|incubation min.:||14||days||incubation max.:||15||days|
|fledging min.:||13||days||fledging max.:||15||days|
Video Dwarf Bittern
copyright: Martin Kennewell
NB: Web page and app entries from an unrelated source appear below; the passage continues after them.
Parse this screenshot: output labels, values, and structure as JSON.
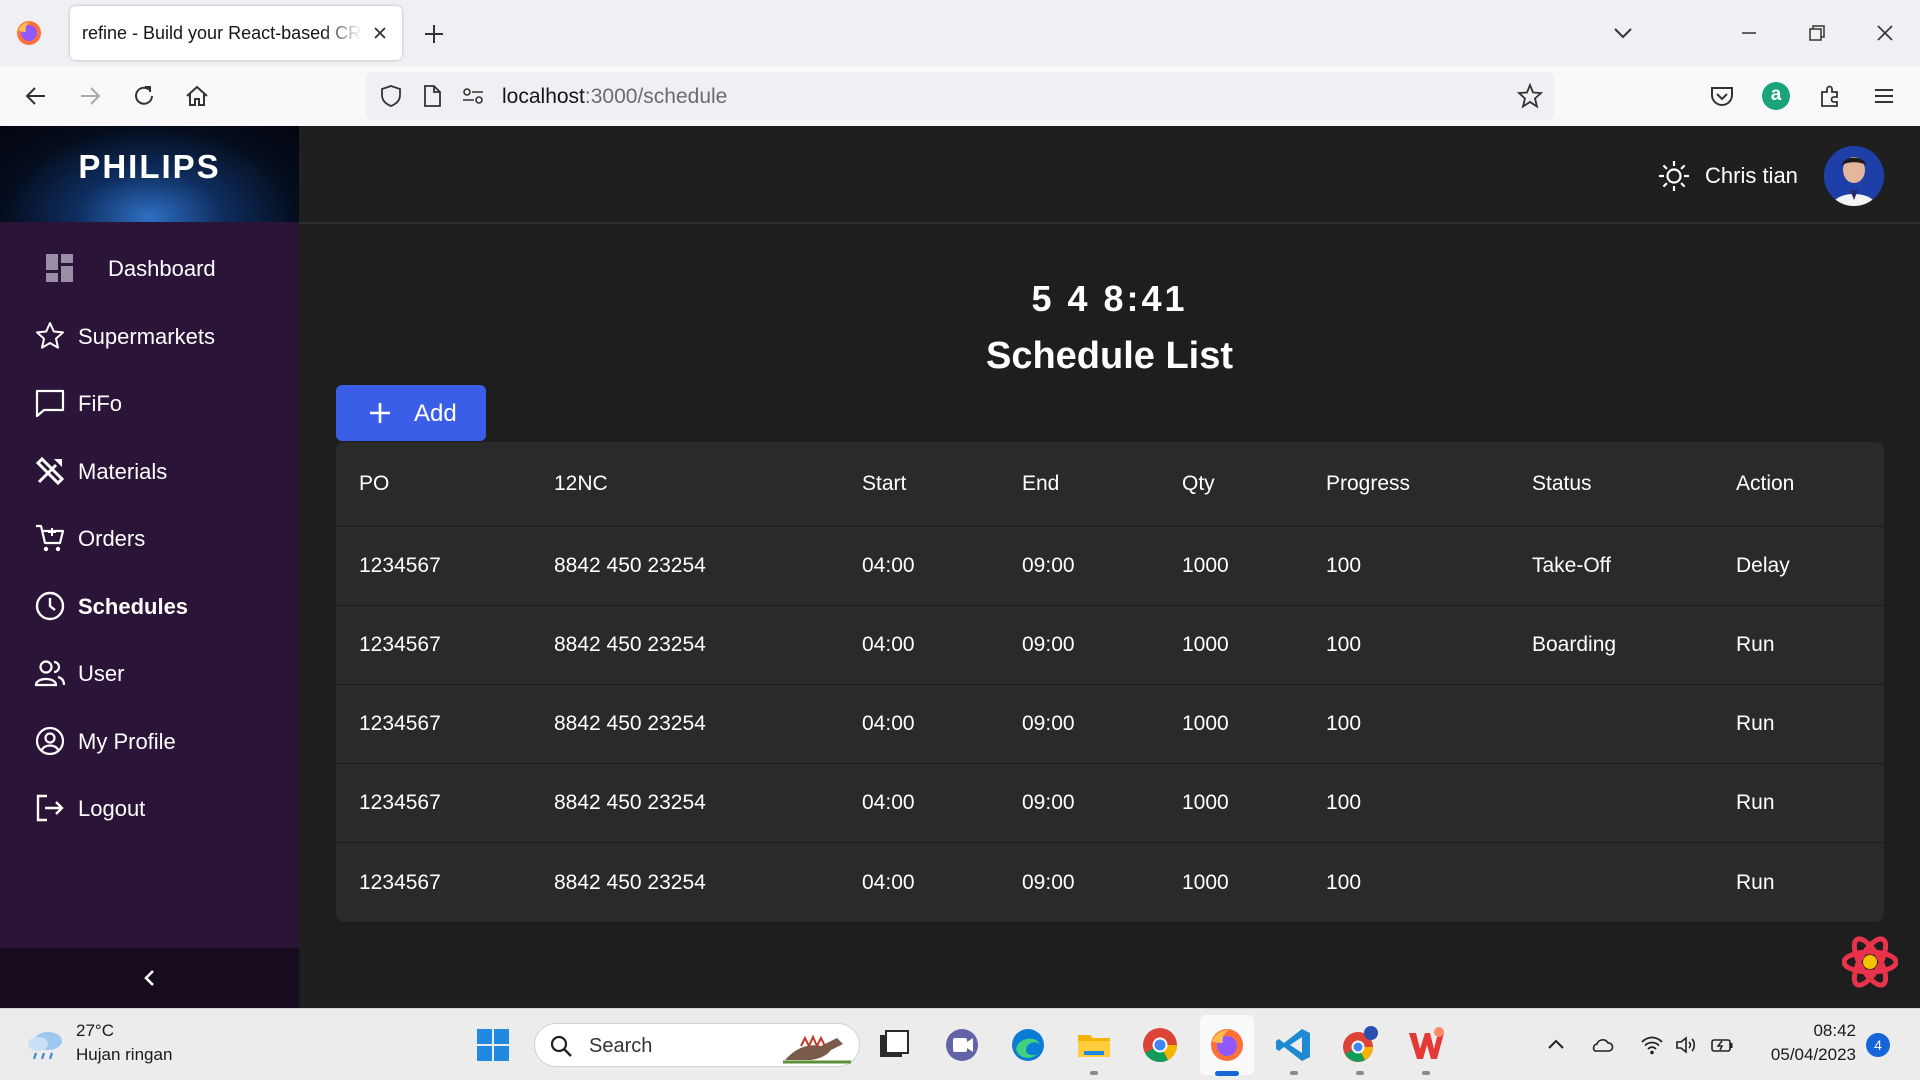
{
  "browser": {
    "tab_title": "refine - Build your React-based CRUD applications",
    "url_host": "localhost",
    "url_path": ":3000/schedule",
    "account_initial": "a"
  },
  "sidebar": {
    "brand": "PHILIPS",
    "items": [
      {
        "label": "Dashboard",
        "icon": "dashboard-icon"
      },
      {
        "label": "Supermarkets",
        "icon": "star-icon"
      },
      {
        "label": "FiFo",
        "icon": "chat-icon"
      },
      {
        "label": "Materials",
        "icon": "tools-icon"
      },
      {
        "label": "Orders",
        "icon": "cart-icon"
      },
      {
        "label": "Schedules",
        "icon": "clock-icon",
        "active": true
      },
      {
        "label": "User",
        "icon": "users-icon"
      },
      {
        "label": "My Profile",
        "icon": "profile-icon"
      },
      {
        "label": "Logout",
        "icon": "logout-icon"
      }
    ]
  },
  "header": {
    "user_name": "Chris tian"
  },
  "main": {
    "clock": "5 4 8:41",
    "title": "Schedule List",
    "add_label": "Add"
  },
  "table": {
    "columns": [
      "PO",
      "12NC",
      "Start",
      "End",
      "Qty",
      "Progress",
      "Status",
      "Action"
    ],
    "rows": [
      [
        "1234567",
        "8842 450 23254",
        "04:00",
        "09:00",
        "1000",
        "100",
        "Take-Off",
        "Delay"
      ],
      [
        "1234567",
        "8842 450 23254",
        "04:00",
        "09:00",
        "1000",
        "100",
        "Boarding",
        "Run"
      ],
      [
        "1234567",
        "8842 450 23254",
        "04:00",
        "09:00",
        "1000",
        "100",
        "",
        "Run"
      ],
      [
        "1234567",
        "8842 450 23254",
        "04:00",
        "09:00",
        "1000",
        "100",
        "",
        "Run"
      ],
      [
        "1234567",
        "8842 450 23254",
        "04:00",
        "09:00",
        "1000",
        "100",
        "",
        "Run"
      ]
    ]
  },
  "taskbar": {
    "weather_temp": "27°C",
    "weather_desc": "Hujan ringan",
    "search_label": "Search",
    "time": "08:42",
    "date": "05/04/2023",
    "notifications": "4"
  },
  "colors": {
    "sidebar_bg": "#2a1538",
    "accent": "#3b5ee8",
    "table_bg": "#2a2a2a",
    "page_bg": "#1e1e1e"
  }
}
Breeds from Senegal east to Ethiopia and south, mainly through the eastern half of Africa, to the Cape. Absent from the arid areas of the south-west. Generally rare and seldom seen. A partial migrant occurring in the northern part of the range during the May-September wet season. An extremely rare vagrant to the Western Palearctic and recorded only in the Canary Islands. There are four acceptable records, although the first two of these, both from Tenerife, one in the late 19th Century and the other in the 1970s, have yet to be ratified by the relevant recording bodies. The first accepted record was a bird photographed on Gran Canaria in January 2000. The most recent was a bird photographed at Erjos on Tenerife in August 2002 and present until April 2003. In addition there have been several unsubstantiated reports from Lanzarote and Allegranza and a 19th Century record of two birds shot in France